All of the data below should come back exactly as written, minus its images.

(Entries from a dataset of interfaces)
◆ ◆ ◆ ◆ ◆ ◆ ◆

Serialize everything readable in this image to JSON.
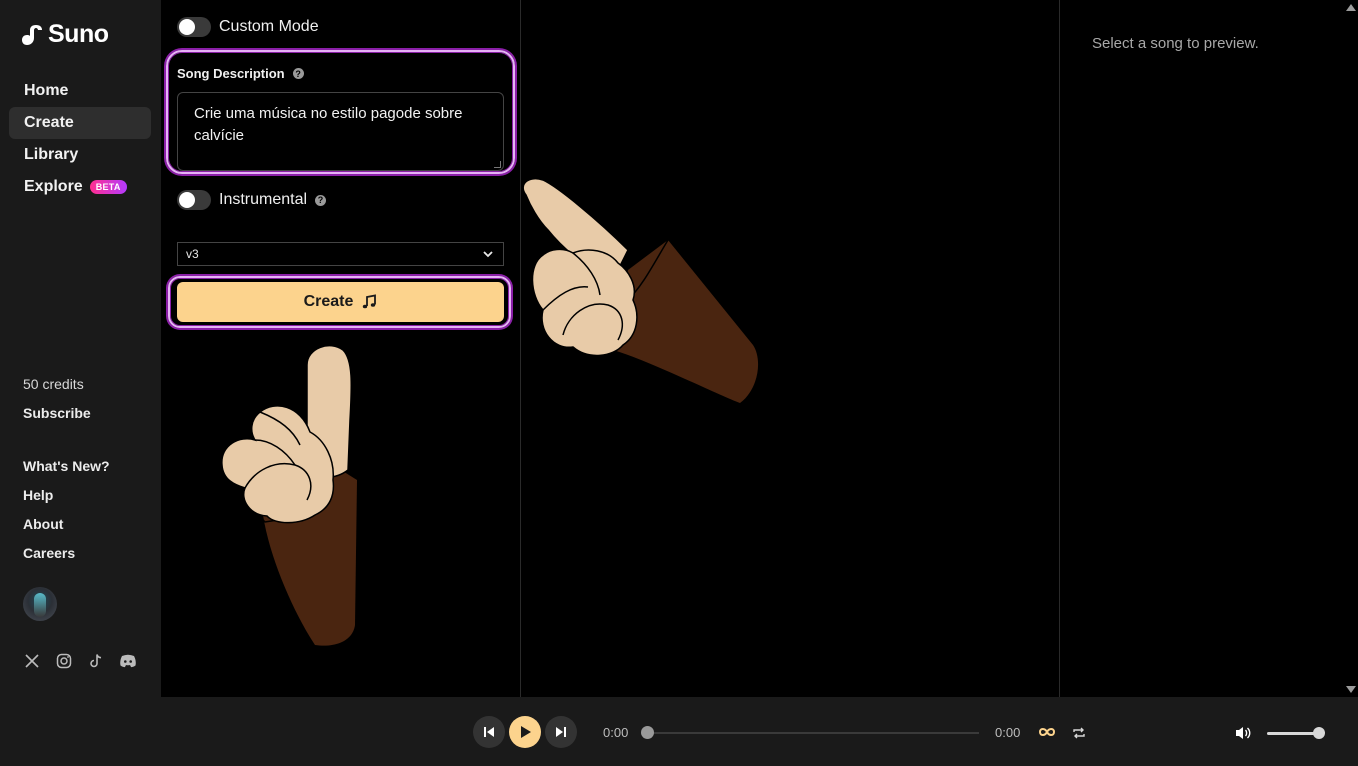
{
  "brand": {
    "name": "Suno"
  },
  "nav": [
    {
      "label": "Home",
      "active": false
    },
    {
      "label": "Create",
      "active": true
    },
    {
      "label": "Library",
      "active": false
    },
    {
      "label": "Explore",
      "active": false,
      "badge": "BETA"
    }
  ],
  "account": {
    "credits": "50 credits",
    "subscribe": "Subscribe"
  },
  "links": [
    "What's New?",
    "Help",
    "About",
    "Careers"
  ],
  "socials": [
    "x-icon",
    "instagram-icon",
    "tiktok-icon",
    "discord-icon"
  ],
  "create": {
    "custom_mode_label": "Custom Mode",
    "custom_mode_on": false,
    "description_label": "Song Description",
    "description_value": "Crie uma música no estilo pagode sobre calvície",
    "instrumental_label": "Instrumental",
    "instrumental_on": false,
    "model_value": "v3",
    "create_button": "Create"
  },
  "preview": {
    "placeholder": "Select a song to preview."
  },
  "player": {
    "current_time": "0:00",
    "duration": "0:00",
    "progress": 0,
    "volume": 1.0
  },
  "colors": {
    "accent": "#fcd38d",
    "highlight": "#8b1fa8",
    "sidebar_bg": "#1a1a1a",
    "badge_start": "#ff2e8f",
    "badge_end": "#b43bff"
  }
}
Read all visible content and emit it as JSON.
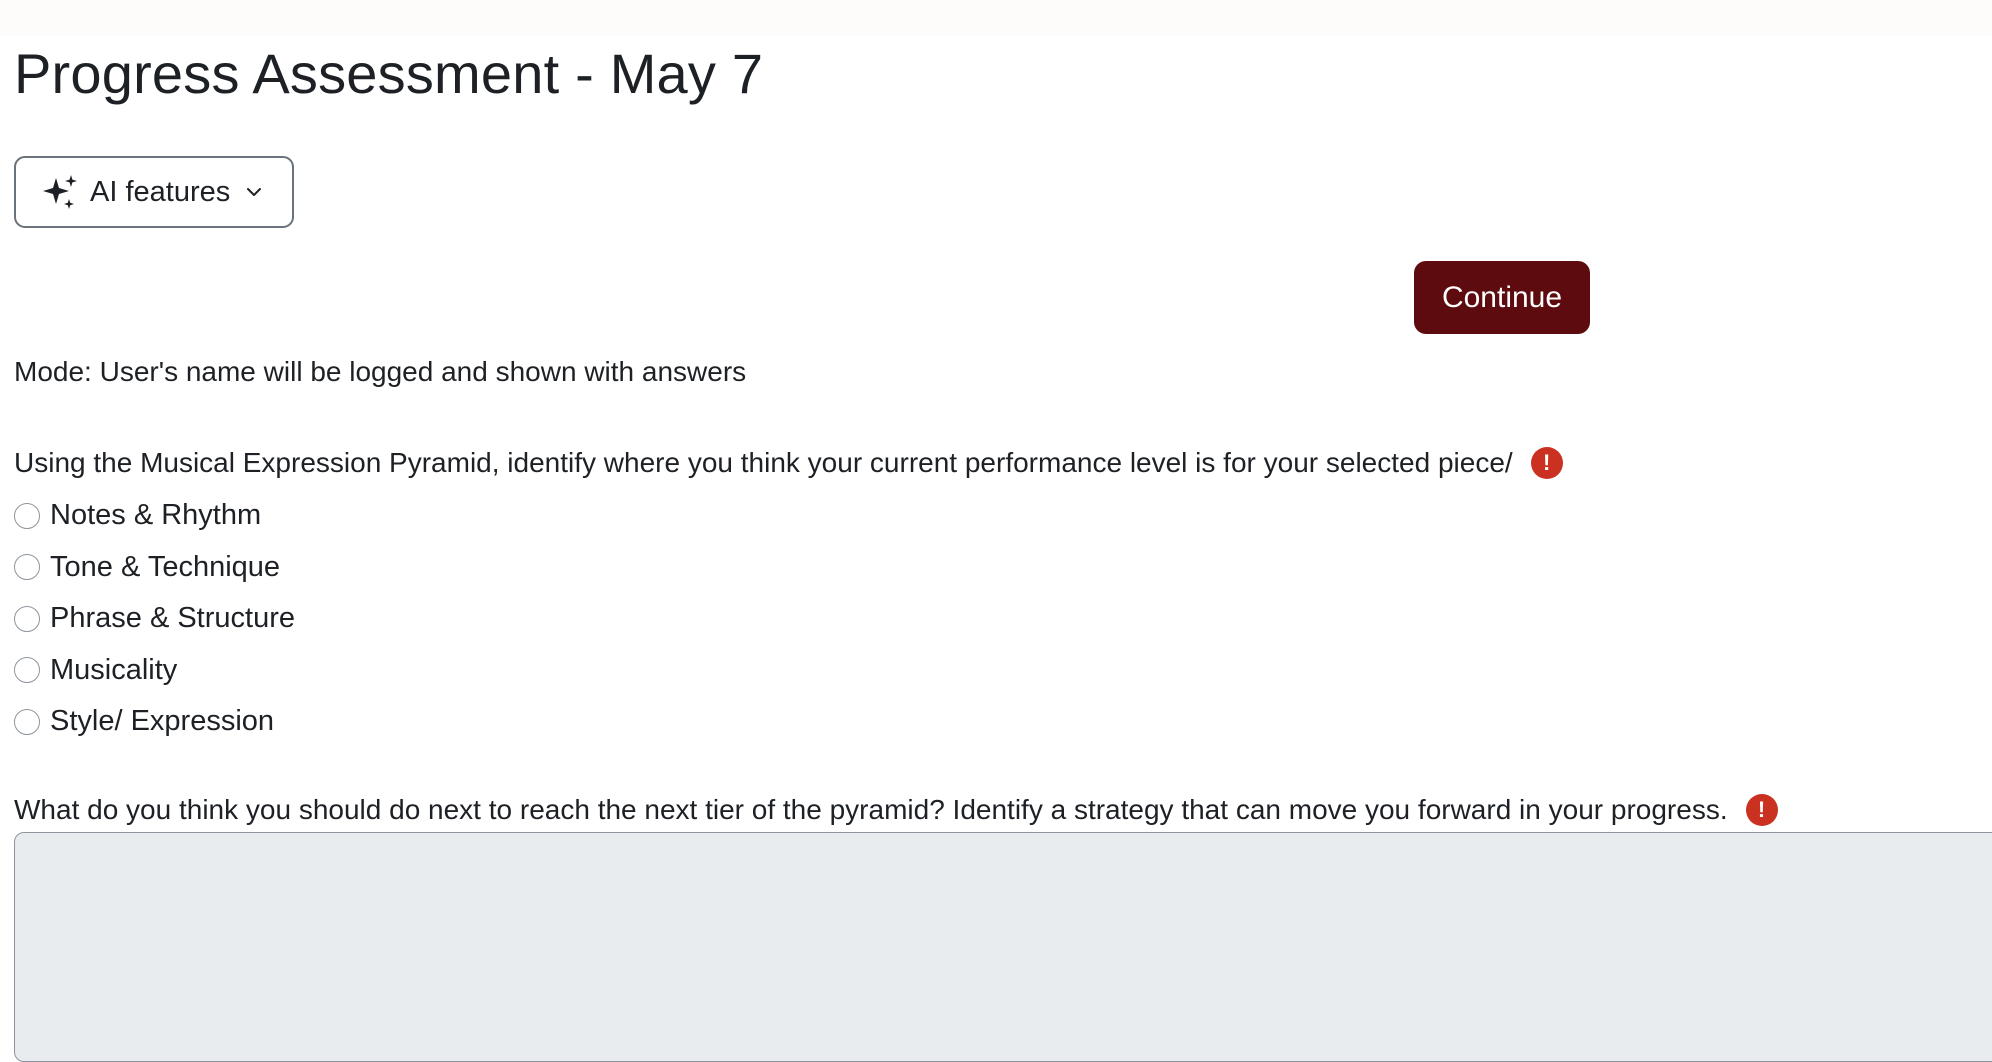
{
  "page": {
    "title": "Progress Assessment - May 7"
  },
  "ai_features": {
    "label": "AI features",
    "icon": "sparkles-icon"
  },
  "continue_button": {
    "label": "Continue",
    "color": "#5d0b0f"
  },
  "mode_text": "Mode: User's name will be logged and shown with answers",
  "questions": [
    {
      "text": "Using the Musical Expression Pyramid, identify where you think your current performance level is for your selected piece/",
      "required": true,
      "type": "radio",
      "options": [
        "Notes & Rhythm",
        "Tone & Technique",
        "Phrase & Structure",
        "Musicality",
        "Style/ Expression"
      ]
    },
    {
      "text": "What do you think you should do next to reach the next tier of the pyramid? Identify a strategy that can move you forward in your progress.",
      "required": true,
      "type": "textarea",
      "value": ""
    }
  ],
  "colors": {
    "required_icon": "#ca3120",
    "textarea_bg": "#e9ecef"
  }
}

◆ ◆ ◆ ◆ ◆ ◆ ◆

Solution below:
Serialize everything readable in this image to JSON.
{
  "brand": {
    "name": "Suno"
  },
  "nav": [
    {
      "label": "Home",
      "active": false
    },
    {
      "label": "Create",
      "active": true
    },
    {
      "label": "Library",
      "active": false
    },
    {
      "label": "Explore",
      "active": false,
      "badge": "BETA"
    }
  ],
  "account": {
    "credits": "50 credits",
    "subscribe": "Subscribe"
  },
  "links": [
    "What's New?",
    "Help",
    "About",
    "Careers"
  ],
  "socials": [
    "x-icon",
    "instagram-icon",
    "tiktok-icon",
    "discord-icon"
  ],
  "create": {
    "custom_mode_label": "Custom Mode",
    "custom_mode_on": false,
    "description_label": "Song Description",
    "description_value": "Crie uma música no estilo pagode sobre calvície",
    "instrumental_label": "Instrumental",
    "instrumental_on": false,
    "model_value": "v3",
    "create_button": "Create"
  },
  "preview": {
    "placeholder": "Select a song to preview."
  },
  "player": {
    "current_time": "0:00",
    "duration": "0:00",
    "progress": 0,
    "volume": 1.0
  },
  "colors": {
    "accent": "#fcd38d",
    "highlight": "#8b1fa8",
    "sidebar_bg": "#1a1a1a",
    "badge_start": "#ff2e8f",
    "badge_end": "#b43bff"
  }
}
Read all visible content and emit it as JSON.
{
  "page": {
    "title": "Progress Assessment - May 7"
  },
  "ai_features": {
    "label": "AI features",
    "icon": "sparkles-icon"
  },
  "continue_button": {
    "label": "Continue",
    "color": "#5d0b0f"
  },
  "mode_text": "Mode: User's name will be logged and shown with answers",
  "questions": [
    {
      "text": "Using the Musical Expression Pyramid, identify where you think your current performance level is for your selected piece/",
      "required": true,
      "type": "radio",
      "options": [
        "Notes & Rhythm",
        "Tone & Technique",
        "Phrase & Structure",
        "Musicality",
        "Style/ Expression"
      ]
    },
    {
      "text": "What do you think you should do next to reach the next tier of the pyramid? Identify a strategy that can move you forward in your progress.",
      "required": true,
      "type": "textarea",
      "value": ""
    }
  ],
  "colors": {
    "required_icon": "#ca3120",
    "textarea_bg": "#e9ecef"
  }
}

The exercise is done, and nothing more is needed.